Your task
Word for word, repeat the entries, minus the pictures.

Record set
******************************
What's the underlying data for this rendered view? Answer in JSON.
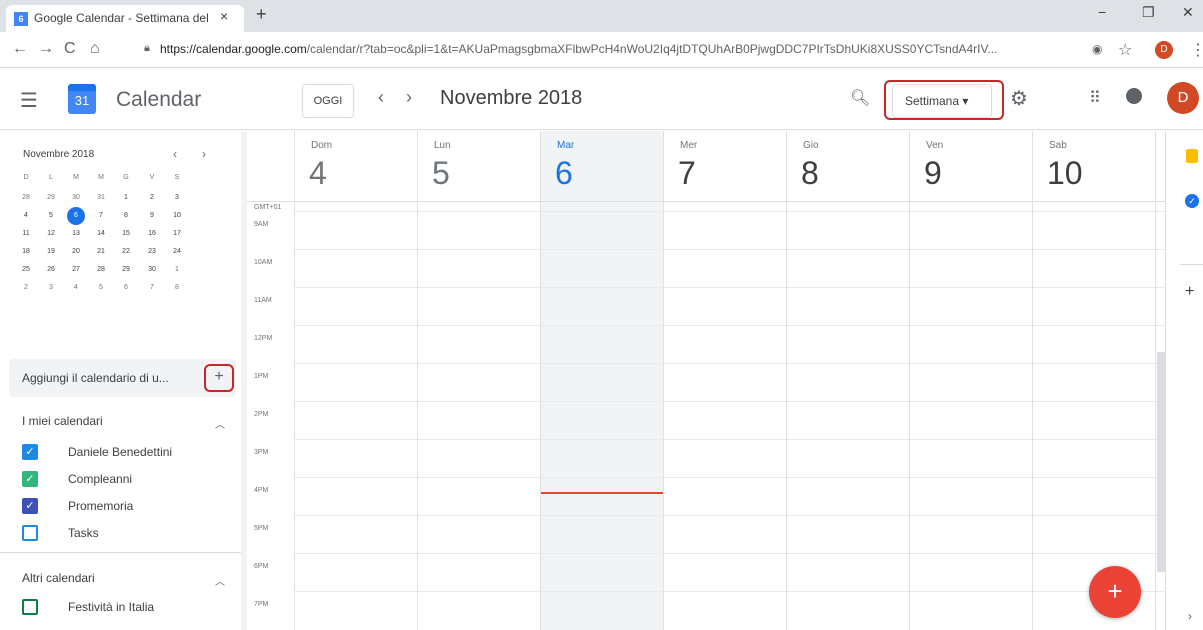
{
  "browser": {
    "tab_title": "Google Calendar - Settimana del",
    "tab_icon": "6",
    "new_tab": "+",
    "close_tab": "×",
    "url_host": "https://calendar.google.com",
    "url_path": "/calendar/r?tab=oc&pli=1&t=AKUaPmagsgbmaXFlbwPcH4nWoU2Iq4jtDTQUhArB0PjwgDDC7PIrTsDhUKi8XUSS0YCTsndA4rIV...",
    "profile_initial": "D",
    "min": "−",
    "max": "❐",
    "close": "✕"
  },
  "header": {
    "app_name": "Calendar",
    "logo_day": "31",
    "today_label": "OGGI",
    "prev": "‹",
    "next": "›",
    "month_label": "Novembre 2018",
    "view_label": "Settimana ▾",
    "avatar_initial": "D"
  },
  "mini_calendar": {
    "title": "Novembre 2018",
    "prev": "‹",
    "next": "›",
    "weekday_heads": [
      "D",
      "L",
      "M",
      "M",
      "G",
      "V",
      "S"
    ],
    "weeks": [
      [
        "28",
        "29",
        "30",
        "31",
        "1",
        "2",
        "3"
      ],
      [
        "4",
        "5",
        "6",
        "7",
        "8",
        "9",
        "10"
      ],
      [
        "11",
        "12",
        "13",
        "14",
        "15",
        "16",
        "17"
      ],
      [
        "18",
        "19",
        "20",
        "21",
        "22",
        "23",
        "24"
      ],
      [
        "25",
        "26",
        "27",
        "28",
        "29",
        "30",
        "1"
      ],
      [
        "2",
        "3",
        "4",
        "5",
        "6",
        "7",
        "8"
      ]
    ],
    "today": "6"
  },
  "sidebar": {
    "add_calendar_placeholder": "Aggiungi il calendario di u...",
    "add_button": "+",
    "my_calendars_title": "I miei calendari",
    "my_calendars": [
      {
        "label": "Daniele Benedettini",
        "color": "#1e88e5",
        "checked": true
      },
      {
        "label": "Compleanni",
        "color": "#33b679",
        "checked": true
      },
      {
        "label": "Promemoria",
        "color": "#3f51b5",
        "checked": true
      },
      {
        "label": "Tasks",
        "color": "#1e88e5",
        "checked": false
      }
    ],
    "other_calendars_title": "Altri calendari",
    "other_calendars": [
      {
        "label": "Festività in Italia",
        "color": "#0b8043",
        "checked": false
      }
    ]
  },
  "week": {
    "timezone": "GMT+01",
    "days": [
      {
        "name": "Dom",
        "date": "4",
        "state": "past"
      },
      {
        "name": "Lun",
        "date": "5",
        "state": "past"
      },
      {
        "name": "Mar",
        "date": "6",
        "state": "today"
      },
      {
        "name": "Mer",
        "date": "7",
        "state": "future"
      },
      {
        "name": "Gio",
        "date": "8",
        "state": "future"
      },
      {
        "name": "Ven",
        "date": "9",
        "state": "future"
      },
      {
        "name": "Sab",
        "date": "10",
        "state": "future"
      }
    ],
    "hours": [
      "9AM",
      "10AM",
      "11AM",
      "12PM",
      "1PM",
      "2PM",
      "3PM",
      "4PM",
      "5PM",
      "6PM",
      "7PM"
    ],
    "now_time": "4PM",
    "create_button": "+"
  },
  "colors": {
    "accent": "#1a73e8",
    "fab": "#ea4335",
    "highlight": "#c62828"
  },
  "icons": [
    "menu-icon",
    "calendar-logo-icon",
    "search-icon",
    "settings-icon",
    "apps-icon",
    "notifications-icon",
    "keep-icon",
    "tasks-icon"
  ]
}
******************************
Written answer
What's the underlying data for this rendered view? Answer in JSON.
{
  "browser": {
    "tab_title": "Google Calendar - Settimana del",
    "tab_icon": "6",
    "new_tab": "+",
    "close_tab": "×",
    "url_host": "https://calendar.google.com",
    "url_path": "/calendar/r?tab=oc&pli=1&t=AKUaPmagsgbmaXFlbwPcH4nWoU2Iq4jtDTQUhArB0PjwgDDC7PIrTsDhUKi8XUSS0YCTsndA4rIV...",
    "profile_initial": "D",
    "min": "−",
    "max": "❐",
    "close": "✕"
  },
  "header": {
    "app_name": "Calendar",
    "logo_day": "31",
    "today_label": "OGGI",
    "prev": "‹",
    "next": "›",
    "month_label": "Novembre 2018",
    "view_label": "Settimana ▾",
    "avatar_initial": "D"
  },
  "mini_calendar": {
    "title": "Novembre 2018",
    "prev": "‹",
    "next": "›",
    "weekday_heads": [
      "D",
      "L",
      "M",
      "M",
      "G",
      "V",
      "S"
    ],
    "weeks": [
      [
        "28",
        "29",
        "30",
        "31",
        "1",
        "2",
        "3"
      ],
      [
        "4",
        "5",
        "6",
        "7",
        "8",
        "9",
        "10"
      ],
      [
        "11",
        "12",
        "13",
        "14",
        "15",
        "16",
        "17"
      ],
      [
        "18",
        "19",
        "20",
        "21",
        "22",
        "23",
        "24"
      ],
      [
        "25",
        "26",
        "27",
        "28",
        "29",
        "30",
        "1"
      ],
      [
        "2",
        "3",
        "4",
        "5",
        "6",
        "7",
        "8"
      ]
    ],
    "today": "6"
  },
  "sidebar": {
    "add_calendar_placeholder": "Aggiungi il calendario di u...",
    "add_button": "+",
    "my_calendars_title": "I miei calendari",
    "my_calendars": [
      {
        "label": "Daniele Benedettini",
        "color": "#1e88e5",
        "checked": true
      },
      {
        "label": "Compleanni",
        "color": "#33b679",
        "checked": true
      },
      {
        "label": "Promemoria",
        "color": "#3f51b5",
        "checked": true
      },
      {
        "label": "Tasks",
        "color": "#1e88e5",
        "checked": false
      }
    ],
    "other_calendars_title": "Altri calendari",
    "other_calendars": [
      {
        "label": "Festività in Italia",
        "color": "#0b8043",
        "checked": false
      }
    ]
  },
  "week": {
    "timezone": "GMT+01",
    "days": [
      {
        "name": "Dom",
        "date": "4",
        "state": "past"
      },
      {
        "name": "Lun",
        "date": "5",
        "state": "past"
      },
      {
        "name": "Mar",
        "date": "6",
        "state": "today"
      },
      {
        "name": "Mer",
        "date": "7",
        "state": "future"
      },
      {
        "name": "Gio",
        "date": "8",
        "state": "future"
      },
      {
        "name": "Ven",
        "date": "9",
        "state": "future"
      },
      {
        "name": "Sab",
        "date": "10",
        "state": "future"
      }
    ],
    "hours": [
      "9AM",
      "10AM",
      "11AM",
      "12PM",
      "1PM",
      "2PM",
      "3PM",
      "4PM",
      "5PM",
      "6PM",
      "7PM"
    ],
    "now_time": "4PM",
    "create_button": "+"
  },
  "colors": {
    "accent": "#1a73e8",
    "fab": "#ea4335",
    "highlight": "#c62828"
  },
  "icons": [
    "menu-icon",
    "calendar-logo-icon",
    "search-icon",
    "settings-icon",
    "apps-icon",
    "notifications-icon",
    "keep-icon",
    "tasks-icon"
  ]
}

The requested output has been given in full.